Pull out every line with the word "JSON" from the entries below.

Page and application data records
= = = = = = =
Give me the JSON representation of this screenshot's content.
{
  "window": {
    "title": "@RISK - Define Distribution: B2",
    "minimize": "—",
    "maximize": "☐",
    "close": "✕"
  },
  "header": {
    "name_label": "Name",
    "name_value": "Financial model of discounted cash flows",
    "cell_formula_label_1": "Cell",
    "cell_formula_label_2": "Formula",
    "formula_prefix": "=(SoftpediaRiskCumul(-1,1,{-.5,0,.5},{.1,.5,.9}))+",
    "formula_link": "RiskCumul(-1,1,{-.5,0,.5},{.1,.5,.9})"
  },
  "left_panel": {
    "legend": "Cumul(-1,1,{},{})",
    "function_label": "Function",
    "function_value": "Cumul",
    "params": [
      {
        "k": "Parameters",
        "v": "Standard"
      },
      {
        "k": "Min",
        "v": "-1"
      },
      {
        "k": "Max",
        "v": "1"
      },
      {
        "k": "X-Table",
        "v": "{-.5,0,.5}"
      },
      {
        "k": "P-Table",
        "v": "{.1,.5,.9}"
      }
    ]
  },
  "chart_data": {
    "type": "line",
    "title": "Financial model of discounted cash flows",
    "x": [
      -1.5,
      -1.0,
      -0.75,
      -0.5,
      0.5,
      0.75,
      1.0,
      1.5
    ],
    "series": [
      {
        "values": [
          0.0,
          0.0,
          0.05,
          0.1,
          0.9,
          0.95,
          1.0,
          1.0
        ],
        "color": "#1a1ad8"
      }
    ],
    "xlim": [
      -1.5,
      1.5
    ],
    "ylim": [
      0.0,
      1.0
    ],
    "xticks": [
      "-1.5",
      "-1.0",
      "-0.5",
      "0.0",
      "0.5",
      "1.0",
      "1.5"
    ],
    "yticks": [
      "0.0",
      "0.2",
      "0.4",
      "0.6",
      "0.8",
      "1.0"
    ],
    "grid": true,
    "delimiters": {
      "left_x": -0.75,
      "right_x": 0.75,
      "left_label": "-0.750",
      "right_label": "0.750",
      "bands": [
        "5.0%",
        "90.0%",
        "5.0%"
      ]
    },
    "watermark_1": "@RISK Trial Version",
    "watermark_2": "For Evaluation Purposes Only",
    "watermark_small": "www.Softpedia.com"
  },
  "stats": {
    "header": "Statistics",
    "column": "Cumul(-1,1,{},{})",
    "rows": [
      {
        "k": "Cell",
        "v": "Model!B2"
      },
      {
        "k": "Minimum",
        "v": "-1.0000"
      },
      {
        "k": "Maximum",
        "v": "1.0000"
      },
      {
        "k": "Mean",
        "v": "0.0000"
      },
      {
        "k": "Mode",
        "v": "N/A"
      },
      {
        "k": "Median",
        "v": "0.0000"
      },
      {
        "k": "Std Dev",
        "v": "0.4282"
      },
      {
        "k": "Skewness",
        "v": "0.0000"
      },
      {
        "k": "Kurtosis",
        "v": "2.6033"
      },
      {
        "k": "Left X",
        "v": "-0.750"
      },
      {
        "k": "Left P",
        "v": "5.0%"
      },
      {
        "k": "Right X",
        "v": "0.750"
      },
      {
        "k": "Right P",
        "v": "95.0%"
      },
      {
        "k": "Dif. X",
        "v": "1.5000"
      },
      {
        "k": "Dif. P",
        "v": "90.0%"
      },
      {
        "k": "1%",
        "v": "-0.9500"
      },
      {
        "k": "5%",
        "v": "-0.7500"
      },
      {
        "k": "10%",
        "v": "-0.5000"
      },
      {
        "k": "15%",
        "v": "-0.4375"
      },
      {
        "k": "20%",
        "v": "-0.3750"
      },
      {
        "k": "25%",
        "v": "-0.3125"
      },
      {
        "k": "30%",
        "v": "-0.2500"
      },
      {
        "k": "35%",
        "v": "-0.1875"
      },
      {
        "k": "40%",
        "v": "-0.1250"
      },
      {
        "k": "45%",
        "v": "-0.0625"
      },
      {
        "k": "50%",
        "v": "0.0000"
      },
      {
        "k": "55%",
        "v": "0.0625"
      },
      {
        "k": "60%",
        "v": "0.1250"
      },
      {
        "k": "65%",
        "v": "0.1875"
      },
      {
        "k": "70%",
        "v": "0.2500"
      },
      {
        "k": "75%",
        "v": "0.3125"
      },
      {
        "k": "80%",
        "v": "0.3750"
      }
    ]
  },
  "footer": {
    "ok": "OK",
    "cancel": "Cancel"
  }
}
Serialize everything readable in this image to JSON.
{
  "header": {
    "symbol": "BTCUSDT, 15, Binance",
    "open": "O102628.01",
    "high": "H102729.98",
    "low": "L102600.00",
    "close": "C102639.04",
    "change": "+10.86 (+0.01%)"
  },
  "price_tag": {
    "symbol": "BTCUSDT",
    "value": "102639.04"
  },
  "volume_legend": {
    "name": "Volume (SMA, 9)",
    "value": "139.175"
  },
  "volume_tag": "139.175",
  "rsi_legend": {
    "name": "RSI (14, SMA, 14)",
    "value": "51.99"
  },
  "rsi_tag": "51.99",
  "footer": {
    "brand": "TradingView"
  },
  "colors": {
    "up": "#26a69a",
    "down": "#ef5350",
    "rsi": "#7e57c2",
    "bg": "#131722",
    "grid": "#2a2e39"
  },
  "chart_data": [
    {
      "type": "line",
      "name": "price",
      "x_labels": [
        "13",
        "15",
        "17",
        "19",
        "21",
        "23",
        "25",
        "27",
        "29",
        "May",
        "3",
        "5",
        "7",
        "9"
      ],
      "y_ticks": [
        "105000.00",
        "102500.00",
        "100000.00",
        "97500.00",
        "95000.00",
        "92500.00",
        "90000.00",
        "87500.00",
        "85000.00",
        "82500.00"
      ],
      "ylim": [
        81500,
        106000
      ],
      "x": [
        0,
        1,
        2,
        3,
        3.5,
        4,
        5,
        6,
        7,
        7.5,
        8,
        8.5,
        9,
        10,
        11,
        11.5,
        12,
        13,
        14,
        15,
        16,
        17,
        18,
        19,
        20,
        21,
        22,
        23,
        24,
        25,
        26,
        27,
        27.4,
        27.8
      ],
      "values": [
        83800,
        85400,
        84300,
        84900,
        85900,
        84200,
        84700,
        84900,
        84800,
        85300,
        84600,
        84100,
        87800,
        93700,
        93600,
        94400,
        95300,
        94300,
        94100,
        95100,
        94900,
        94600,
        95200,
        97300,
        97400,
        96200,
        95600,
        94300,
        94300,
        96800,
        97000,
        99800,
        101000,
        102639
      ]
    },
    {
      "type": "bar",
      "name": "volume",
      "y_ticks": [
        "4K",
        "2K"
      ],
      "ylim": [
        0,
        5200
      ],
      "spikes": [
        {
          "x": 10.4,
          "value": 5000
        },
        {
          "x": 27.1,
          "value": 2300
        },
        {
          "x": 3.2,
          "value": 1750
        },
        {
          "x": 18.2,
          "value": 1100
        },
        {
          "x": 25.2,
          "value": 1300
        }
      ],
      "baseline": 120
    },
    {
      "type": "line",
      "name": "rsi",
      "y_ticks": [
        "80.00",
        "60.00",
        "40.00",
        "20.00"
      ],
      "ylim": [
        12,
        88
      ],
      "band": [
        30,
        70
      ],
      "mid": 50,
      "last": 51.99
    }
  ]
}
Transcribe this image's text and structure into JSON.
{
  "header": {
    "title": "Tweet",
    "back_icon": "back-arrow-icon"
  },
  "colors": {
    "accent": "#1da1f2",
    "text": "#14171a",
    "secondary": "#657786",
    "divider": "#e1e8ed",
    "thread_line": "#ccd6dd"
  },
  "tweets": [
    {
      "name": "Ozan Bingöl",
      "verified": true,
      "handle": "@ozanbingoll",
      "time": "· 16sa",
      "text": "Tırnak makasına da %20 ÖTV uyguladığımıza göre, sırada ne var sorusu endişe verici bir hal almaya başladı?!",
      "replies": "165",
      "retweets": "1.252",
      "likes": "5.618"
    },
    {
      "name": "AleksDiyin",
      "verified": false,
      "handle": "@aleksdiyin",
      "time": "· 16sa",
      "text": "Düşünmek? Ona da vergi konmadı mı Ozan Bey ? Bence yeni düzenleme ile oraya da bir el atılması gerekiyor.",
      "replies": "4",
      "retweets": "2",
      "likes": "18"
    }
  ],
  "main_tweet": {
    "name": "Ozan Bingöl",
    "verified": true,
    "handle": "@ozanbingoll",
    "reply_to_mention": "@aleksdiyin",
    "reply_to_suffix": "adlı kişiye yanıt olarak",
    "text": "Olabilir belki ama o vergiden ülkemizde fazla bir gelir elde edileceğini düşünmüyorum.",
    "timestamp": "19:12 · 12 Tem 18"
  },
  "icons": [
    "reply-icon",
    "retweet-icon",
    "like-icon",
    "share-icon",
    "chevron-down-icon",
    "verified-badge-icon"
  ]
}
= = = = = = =
SOLUTION
Give me the JSON representation of this screenshot's content.
Serialize everything readable in this image to JSON.
Transcribe this image's text and structure into JSON.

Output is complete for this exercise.